I respect Walker’s work, and the City-County Governance Task Force borrowed heavily on his vision as we incorporated input from members of the St. Louis region and cities such as Nashville, Louisville, and Indianapolis that embraced regional governance. That report, even with its flaws, provided a framework to address effective governance and the social ills that have plagued the St. Louis region.
However deep divisions across the region have precluded the serious debate needed to move the task force report forward.
Since its release in January, there have been many criticisms of the task force report – some factual and some intentionally divisive. For instance, a careful reading of the Missouri Constitution will indeed reveal the requirement of a statewide vote to restructure municipal courts and police districts.
Nonetheless and most importantly, the community has spoken on the importance of a racial equity lens in restructuring the St. Louis region, and we have heard them. Race and racism permeate all forms of life in our fair city and county.
I personally believe there is merit in having a strong mayoral system and a large, inclusive metro council to govern a metro city that can allocate resources across the region according to need. However, our longstanding history of structural racism, segregation, and discrimination leads the African-American community to doubt whether the newly envisioned form of government would truly function in its best interest. That skepticism is justifiable, and we can only allay the deep-seated distrust by creating a structure of governance that ensures no one in our region is disenfranchised.
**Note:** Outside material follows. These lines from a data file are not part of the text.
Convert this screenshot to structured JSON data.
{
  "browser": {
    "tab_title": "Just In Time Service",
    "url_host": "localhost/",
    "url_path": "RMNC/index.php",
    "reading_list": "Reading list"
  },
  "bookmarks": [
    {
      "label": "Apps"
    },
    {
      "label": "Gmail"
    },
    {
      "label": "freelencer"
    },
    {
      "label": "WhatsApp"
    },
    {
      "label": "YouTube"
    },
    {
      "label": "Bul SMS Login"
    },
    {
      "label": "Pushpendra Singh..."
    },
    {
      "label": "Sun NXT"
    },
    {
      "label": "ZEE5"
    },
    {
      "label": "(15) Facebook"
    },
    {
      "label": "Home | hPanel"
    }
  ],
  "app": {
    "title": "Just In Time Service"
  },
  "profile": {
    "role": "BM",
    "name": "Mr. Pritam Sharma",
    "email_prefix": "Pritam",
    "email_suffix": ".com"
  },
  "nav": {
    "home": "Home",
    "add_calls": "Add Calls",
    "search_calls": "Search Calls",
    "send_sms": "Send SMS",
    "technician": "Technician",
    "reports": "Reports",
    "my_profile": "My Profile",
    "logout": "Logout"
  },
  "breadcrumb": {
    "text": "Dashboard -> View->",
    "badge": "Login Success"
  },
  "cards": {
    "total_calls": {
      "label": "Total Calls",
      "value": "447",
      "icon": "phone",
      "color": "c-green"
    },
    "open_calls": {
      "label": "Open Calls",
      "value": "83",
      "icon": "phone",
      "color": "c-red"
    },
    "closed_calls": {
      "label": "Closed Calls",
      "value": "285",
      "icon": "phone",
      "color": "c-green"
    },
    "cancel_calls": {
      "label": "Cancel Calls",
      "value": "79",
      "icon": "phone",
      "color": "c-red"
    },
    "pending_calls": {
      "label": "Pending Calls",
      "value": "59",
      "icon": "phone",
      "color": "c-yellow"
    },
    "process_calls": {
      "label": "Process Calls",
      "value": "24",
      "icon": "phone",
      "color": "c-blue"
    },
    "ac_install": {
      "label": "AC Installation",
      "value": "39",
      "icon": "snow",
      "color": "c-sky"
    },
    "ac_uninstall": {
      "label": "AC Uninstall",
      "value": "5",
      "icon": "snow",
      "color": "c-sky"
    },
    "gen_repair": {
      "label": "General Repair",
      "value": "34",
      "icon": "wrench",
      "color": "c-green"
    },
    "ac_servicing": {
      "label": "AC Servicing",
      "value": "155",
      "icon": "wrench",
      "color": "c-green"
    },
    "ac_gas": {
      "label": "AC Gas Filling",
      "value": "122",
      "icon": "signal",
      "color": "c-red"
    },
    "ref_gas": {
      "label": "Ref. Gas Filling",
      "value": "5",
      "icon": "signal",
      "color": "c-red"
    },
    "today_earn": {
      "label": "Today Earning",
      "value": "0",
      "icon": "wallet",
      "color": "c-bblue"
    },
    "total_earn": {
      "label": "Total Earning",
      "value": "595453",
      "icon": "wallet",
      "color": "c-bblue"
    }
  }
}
The recent, fast-moving developments – including the indictment, resignation and guilty plea of County Executive Steve Stenger and the revelation that St. Louis County NAACP President John Gaskin III had been hired by Better Together’s advocacy arm Unite STL when he announced his endorsement of Better Together – have indicated the need for a pivot and deep reflection on how to move this region forward.
As someone deeply invested in the health and stability of our region, I feel this is a good time for all of us to work in a forward-thinking, collaborative manner to construct a governance model that reflects the genuine concerns of the African American community. Concurrently, we must gain the trust of all citizens in our region who yearn for meaningful change.
There is much at stake for the St. Louis region. This may be the only time in my lifetime when there will be an opportunity to fundamentally reshape this region by undoing the myopic, ill-fated 1876 Missouri constitutional amendment that severed St. Louis city from the county. I still think we can do this. However, we must do so in a manner that is transparent and inclusive, that provides accountability, and earns the trust of the full body politic.
We can no longer afford to chisel around the edges in incremental fashion to fix the problems in our region. The easy things have been done. For the sake of St. Louis, let us roll up our sleeves and start doing the hard work, with passion, trust, and integrity.
Will Ross, MD, MPH, a member of Better Together’s City-County Governance Task Force, is associate dean for Diversity Programs, a professor of medicine, and the principal officer for Community Partnerships at Washington University School of Medicine.